(Instructions to follow): How many lines in the data below include the word "this"? Respond with the number, nothing more.

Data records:
● ● ●

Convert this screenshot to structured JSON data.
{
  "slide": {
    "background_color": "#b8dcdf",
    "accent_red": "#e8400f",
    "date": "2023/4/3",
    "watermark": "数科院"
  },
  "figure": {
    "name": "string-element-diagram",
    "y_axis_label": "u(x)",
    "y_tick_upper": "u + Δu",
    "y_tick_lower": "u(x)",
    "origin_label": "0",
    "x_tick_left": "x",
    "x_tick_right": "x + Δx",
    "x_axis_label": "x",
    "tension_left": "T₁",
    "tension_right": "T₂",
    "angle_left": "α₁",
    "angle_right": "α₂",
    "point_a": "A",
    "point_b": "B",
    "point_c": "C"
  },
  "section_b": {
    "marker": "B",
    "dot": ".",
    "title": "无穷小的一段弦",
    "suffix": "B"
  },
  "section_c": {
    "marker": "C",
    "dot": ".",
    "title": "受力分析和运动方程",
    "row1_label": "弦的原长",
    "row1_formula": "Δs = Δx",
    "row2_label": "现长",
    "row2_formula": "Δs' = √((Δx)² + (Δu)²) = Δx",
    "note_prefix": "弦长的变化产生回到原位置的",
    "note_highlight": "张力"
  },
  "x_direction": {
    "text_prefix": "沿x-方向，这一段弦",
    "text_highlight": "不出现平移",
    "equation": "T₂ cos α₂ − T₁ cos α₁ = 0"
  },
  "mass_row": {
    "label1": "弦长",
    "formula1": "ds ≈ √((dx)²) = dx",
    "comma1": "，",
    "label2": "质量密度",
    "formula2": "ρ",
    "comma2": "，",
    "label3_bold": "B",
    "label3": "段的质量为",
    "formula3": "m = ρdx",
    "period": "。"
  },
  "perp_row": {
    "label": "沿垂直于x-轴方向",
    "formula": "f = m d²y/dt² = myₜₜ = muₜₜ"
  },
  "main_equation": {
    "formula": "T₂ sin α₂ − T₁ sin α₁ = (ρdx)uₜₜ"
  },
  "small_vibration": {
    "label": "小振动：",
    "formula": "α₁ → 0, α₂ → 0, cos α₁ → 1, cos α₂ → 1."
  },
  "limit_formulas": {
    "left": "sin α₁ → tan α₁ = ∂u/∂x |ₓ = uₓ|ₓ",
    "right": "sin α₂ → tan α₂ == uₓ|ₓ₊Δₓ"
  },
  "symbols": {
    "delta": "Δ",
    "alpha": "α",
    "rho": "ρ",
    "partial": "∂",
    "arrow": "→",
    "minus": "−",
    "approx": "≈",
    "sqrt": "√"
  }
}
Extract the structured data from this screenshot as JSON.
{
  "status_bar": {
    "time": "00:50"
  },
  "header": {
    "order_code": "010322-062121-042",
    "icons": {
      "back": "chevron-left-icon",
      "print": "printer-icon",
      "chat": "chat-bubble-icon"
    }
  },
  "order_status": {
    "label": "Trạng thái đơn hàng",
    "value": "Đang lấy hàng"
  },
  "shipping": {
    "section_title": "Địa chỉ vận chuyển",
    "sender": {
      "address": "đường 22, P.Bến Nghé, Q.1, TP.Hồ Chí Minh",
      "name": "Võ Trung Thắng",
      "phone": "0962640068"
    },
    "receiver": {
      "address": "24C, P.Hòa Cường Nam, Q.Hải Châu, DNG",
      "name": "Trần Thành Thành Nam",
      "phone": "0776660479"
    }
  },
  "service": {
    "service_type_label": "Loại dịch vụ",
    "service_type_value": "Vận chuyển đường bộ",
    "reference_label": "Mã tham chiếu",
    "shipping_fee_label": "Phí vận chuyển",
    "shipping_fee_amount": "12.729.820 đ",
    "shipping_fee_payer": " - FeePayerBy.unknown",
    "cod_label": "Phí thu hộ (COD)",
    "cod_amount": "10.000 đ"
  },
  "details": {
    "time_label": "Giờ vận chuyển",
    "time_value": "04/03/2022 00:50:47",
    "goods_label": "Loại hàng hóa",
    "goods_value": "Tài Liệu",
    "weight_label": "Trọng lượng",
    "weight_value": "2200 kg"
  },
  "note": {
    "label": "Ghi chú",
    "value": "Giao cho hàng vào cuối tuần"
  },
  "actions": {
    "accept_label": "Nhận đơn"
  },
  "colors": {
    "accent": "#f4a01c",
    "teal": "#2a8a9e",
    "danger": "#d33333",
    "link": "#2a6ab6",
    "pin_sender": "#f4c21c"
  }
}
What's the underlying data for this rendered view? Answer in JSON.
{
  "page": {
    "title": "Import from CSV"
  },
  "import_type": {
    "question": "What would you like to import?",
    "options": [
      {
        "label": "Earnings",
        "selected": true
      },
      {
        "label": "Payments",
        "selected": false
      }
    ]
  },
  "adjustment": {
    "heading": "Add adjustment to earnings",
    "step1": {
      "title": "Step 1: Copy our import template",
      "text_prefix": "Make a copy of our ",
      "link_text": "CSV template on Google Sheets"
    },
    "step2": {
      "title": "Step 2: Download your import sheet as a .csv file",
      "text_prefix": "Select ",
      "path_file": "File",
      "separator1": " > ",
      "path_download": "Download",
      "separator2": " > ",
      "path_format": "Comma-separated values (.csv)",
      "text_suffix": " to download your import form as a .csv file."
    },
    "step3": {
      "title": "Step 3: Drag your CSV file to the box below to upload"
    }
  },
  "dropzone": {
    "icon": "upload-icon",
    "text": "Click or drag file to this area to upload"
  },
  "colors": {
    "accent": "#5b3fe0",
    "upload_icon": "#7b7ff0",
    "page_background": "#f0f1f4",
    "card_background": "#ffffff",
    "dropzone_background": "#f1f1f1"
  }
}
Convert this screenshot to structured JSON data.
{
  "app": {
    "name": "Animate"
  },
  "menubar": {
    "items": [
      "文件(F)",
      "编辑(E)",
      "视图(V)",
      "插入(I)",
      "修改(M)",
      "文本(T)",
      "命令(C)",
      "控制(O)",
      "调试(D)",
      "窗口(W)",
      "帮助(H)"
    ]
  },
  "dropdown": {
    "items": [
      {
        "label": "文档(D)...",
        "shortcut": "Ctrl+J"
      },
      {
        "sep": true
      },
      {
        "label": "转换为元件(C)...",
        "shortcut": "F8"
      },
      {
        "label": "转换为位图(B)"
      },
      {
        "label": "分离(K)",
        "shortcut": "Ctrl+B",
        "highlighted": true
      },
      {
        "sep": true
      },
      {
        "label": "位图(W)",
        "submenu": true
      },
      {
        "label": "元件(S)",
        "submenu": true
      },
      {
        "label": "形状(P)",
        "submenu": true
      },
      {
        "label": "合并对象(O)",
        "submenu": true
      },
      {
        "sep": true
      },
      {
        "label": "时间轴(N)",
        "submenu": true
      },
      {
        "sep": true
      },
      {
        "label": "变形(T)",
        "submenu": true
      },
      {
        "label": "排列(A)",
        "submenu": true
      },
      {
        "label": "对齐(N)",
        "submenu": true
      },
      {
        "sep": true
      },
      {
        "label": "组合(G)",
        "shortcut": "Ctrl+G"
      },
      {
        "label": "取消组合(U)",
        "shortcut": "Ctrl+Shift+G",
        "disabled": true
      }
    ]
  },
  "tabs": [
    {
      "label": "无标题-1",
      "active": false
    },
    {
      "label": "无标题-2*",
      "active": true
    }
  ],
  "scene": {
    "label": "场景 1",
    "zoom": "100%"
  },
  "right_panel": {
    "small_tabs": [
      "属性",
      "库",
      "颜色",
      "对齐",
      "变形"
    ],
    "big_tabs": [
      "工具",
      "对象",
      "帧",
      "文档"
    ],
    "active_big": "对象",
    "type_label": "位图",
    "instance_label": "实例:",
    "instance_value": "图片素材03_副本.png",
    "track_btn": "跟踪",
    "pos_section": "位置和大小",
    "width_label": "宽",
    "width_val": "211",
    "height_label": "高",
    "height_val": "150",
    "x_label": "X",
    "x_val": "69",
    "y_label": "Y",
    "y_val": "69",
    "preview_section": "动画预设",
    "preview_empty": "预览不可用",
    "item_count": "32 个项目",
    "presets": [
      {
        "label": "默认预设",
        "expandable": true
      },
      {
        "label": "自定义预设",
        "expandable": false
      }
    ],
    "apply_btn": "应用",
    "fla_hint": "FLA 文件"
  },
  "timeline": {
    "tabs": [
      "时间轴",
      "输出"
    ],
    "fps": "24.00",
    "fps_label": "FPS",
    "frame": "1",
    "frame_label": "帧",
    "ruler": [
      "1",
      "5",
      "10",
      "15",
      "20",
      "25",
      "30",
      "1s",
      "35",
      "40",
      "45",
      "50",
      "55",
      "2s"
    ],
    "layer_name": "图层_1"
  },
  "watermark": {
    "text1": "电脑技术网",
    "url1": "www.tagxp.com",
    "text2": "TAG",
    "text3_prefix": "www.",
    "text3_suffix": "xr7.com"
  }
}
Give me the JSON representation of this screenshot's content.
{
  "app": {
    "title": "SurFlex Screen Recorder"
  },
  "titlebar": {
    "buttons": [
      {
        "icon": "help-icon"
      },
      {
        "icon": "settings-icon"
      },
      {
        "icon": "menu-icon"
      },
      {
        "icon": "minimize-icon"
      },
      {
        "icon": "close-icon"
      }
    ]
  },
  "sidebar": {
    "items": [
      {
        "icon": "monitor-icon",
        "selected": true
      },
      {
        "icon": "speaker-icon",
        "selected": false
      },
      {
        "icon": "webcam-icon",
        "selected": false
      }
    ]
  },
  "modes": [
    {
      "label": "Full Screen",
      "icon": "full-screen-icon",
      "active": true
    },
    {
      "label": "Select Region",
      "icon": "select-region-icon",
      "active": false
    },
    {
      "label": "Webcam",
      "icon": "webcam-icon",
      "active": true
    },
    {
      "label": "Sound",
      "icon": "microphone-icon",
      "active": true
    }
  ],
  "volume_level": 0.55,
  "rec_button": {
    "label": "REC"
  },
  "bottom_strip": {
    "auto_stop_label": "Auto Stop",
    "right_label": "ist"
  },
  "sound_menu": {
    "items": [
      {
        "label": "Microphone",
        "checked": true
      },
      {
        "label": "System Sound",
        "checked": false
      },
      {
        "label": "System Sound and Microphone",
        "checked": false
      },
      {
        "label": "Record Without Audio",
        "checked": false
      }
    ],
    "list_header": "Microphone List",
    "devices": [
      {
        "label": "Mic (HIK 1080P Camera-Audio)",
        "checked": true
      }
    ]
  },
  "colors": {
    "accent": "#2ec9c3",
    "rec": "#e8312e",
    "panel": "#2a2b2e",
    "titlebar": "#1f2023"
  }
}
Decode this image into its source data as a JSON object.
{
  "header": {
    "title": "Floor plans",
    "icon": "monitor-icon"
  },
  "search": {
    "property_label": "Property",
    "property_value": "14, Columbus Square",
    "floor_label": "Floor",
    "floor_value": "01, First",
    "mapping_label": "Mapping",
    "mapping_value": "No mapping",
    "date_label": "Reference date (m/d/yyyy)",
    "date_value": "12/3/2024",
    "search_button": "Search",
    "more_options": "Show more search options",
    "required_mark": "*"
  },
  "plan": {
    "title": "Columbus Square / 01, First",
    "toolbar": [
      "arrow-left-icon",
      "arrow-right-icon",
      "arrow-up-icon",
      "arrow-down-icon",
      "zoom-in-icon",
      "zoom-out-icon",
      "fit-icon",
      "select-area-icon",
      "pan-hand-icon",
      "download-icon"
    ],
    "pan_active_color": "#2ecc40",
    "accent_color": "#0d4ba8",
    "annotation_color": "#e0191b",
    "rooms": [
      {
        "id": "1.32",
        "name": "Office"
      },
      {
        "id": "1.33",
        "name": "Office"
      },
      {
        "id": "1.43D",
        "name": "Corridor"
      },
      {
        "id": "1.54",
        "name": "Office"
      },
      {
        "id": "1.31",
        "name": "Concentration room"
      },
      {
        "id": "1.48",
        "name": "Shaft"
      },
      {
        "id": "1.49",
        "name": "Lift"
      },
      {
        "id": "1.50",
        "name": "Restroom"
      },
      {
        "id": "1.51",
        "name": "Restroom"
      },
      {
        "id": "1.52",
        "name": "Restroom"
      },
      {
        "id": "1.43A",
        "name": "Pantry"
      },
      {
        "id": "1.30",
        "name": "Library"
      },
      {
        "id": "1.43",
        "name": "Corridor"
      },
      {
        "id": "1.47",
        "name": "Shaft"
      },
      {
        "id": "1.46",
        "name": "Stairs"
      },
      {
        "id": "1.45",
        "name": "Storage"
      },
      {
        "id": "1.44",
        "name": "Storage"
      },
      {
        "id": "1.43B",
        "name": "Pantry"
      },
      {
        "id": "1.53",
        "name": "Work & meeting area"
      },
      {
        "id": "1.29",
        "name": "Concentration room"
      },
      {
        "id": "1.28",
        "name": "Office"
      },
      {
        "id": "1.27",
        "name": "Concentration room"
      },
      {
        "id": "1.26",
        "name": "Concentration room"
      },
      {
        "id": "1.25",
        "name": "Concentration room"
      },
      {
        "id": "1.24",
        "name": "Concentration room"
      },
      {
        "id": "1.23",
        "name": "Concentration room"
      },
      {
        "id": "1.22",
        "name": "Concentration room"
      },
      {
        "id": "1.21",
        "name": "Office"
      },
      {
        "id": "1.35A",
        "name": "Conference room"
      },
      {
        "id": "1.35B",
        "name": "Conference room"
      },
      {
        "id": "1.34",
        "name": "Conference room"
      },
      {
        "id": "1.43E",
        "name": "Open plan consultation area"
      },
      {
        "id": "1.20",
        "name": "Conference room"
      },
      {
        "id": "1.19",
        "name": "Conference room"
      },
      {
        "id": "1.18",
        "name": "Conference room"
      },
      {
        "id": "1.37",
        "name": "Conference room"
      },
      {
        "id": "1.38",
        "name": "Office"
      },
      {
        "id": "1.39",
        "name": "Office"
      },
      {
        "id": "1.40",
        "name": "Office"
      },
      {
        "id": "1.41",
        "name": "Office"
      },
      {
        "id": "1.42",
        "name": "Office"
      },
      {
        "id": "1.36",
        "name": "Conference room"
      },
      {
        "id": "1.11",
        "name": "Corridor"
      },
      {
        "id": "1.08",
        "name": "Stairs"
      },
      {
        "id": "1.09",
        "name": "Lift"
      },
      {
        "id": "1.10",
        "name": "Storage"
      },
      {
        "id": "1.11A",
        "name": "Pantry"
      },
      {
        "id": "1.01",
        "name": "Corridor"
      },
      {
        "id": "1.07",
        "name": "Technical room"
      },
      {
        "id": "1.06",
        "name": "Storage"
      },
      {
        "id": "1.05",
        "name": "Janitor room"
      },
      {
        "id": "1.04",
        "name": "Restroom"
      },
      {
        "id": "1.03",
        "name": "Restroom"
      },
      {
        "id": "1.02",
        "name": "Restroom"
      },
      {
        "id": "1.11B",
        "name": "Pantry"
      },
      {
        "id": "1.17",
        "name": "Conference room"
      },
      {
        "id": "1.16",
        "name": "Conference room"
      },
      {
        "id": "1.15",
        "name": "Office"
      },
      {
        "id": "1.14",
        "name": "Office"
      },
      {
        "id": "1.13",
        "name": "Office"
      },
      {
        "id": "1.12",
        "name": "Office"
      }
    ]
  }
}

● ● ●

(Task output): 7